Task statement — Every line of the following records that includes "iFrame" should be copied.

Data shown —

• • • • •

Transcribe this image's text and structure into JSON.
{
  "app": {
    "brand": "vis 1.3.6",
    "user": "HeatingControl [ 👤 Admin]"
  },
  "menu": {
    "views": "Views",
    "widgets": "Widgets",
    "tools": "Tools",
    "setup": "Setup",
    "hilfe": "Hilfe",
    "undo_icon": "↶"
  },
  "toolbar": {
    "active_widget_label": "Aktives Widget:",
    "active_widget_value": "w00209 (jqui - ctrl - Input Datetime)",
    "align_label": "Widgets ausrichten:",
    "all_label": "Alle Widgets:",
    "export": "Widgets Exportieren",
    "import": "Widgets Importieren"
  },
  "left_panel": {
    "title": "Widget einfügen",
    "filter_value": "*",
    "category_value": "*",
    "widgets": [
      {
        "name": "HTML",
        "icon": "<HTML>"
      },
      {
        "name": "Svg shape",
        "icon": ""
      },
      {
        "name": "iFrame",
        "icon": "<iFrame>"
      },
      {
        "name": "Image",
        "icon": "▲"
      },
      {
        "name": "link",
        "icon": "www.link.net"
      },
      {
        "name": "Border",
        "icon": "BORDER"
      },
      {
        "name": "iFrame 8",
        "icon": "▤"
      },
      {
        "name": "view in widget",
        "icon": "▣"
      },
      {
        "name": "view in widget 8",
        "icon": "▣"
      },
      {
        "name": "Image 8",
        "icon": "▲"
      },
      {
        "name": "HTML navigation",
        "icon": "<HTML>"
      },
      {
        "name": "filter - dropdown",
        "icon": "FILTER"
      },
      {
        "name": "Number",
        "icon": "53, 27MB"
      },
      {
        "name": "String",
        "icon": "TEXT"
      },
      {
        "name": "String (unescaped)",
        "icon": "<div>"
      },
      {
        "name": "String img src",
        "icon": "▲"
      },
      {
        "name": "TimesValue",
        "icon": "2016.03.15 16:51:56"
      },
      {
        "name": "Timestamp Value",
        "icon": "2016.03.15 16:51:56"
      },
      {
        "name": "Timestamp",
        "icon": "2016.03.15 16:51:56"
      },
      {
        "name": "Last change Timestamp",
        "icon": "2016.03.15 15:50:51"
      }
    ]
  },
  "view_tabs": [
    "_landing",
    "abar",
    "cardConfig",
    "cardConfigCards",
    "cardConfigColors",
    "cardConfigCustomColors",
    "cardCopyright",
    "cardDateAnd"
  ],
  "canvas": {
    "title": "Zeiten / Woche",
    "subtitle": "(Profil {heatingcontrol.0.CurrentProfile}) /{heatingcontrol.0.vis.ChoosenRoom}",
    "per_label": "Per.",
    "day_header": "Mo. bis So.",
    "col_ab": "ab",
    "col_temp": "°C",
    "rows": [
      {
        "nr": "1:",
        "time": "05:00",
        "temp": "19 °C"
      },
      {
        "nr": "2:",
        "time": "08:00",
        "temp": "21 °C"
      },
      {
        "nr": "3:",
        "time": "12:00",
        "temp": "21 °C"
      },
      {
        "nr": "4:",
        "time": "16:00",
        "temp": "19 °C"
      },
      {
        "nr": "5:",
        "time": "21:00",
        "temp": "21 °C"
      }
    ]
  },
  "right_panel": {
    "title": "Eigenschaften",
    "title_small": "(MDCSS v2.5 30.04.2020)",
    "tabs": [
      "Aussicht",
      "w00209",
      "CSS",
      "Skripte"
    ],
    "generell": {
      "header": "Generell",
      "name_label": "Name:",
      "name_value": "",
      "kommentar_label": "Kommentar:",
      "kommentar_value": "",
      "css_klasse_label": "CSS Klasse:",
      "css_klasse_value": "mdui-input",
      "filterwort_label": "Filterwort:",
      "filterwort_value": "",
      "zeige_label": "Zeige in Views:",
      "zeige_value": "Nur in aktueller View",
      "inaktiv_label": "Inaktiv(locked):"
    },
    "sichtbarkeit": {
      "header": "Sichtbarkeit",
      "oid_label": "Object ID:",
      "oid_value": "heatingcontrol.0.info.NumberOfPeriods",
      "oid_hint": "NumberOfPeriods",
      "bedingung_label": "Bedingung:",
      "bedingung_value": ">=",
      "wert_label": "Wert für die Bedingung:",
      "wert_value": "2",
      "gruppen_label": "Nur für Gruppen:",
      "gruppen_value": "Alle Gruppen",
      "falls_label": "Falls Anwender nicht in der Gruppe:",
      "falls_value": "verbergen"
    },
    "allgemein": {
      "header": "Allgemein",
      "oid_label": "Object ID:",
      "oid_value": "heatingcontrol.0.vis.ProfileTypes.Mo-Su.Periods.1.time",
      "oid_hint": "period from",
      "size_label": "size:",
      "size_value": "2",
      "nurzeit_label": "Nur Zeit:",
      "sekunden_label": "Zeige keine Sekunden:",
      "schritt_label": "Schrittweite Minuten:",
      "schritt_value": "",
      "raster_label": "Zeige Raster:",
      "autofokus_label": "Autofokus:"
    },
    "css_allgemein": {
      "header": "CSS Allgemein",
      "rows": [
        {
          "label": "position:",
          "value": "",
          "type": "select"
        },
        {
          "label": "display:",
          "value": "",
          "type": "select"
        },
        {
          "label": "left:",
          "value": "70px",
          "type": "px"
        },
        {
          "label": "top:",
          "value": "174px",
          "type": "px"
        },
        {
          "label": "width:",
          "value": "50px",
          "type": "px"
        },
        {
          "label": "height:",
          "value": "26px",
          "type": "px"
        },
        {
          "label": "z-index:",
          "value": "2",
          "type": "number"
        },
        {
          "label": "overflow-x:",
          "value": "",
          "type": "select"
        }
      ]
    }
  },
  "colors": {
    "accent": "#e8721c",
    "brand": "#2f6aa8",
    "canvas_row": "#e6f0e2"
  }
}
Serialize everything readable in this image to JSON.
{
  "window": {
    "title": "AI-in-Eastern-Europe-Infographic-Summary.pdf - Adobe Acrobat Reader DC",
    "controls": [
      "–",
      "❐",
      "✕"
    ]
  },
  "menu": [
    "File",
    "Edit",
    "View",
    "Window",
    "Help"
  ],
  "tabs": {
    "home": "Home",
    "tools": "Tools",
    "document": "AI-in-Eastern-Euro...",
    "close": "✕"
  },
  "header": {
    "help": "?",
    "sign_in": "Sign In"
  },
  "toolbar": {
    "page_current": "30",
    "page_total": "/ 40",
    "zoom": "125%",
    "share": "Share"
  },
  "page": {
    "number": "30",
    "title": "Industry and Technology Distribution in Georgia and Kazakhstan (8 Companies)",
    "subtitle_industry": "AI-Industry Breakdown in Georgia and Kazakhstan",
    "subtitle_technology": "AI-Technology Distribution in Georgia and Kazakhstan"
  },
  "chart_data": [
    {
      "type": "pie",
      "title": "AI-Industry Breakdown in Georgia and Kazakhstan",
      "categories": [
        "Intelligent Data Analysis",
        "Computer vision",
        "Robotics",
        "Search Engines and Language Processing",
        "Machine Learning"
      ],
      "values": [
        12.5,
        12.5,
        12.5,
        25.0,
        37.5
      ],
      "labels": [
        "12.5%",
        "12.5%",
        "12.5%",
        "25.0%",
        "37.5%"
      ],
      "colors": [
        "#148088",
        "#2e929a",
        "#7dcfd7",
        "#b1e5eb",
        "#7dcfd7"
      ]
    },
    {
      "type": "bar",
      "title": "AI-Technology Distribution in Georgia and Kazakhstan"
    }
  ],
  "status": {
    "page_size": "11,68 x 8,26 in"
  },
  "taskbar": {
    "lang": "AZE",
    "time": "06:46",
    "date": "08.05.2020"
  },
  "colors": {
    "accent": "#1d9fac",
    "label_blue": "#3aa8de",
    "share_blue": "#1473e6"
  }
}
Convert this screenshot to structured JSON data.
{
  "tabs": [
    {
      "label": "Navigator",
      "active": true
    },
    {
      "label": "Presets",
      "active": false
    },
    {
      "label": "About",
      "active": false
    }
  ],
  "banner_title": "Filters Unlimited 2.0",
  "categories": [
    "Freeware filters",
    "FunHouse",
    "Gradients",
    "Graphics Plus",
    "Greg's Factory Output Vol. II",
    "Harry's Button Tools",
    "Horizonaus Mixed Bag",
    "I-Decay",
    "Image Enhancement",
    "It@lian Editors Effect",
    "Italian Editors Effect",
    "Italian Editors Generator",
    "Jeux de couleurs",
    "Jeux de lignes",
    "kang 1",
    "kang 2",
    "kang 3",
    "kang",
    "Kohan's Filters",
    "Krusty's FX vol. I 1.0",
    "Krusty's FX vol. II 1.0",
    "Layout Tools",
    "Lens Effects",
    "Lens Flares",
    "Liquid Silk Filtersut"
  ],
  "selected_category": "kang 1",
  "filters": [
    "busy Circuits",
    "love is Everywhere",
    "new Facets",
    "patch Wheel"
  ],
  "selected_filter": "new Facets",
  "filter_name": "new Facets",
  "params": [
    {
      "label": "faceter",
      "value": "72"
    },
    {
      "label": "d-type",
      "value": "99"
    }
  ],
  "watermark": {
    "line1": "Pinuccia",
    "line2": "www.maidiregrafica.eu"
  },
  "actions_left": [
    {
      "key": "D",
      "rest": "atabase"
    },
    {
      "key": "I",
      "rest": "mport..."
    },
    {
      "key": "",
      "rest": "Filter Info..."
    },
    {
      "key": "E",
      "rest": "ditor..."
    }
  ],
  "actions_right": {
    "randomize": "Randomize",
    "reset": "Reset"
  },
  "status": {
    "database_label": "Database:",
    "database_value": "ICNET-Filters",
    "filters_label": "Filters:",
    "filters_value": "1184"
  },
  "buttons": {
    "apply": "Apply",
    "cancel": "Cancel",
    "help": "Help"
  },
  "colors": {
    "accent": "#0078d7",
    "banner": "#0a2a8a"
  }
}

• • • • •

Response —
        "name": "iFrame",
        "icon": "<iFrame>"
        "name": "iFrame 8",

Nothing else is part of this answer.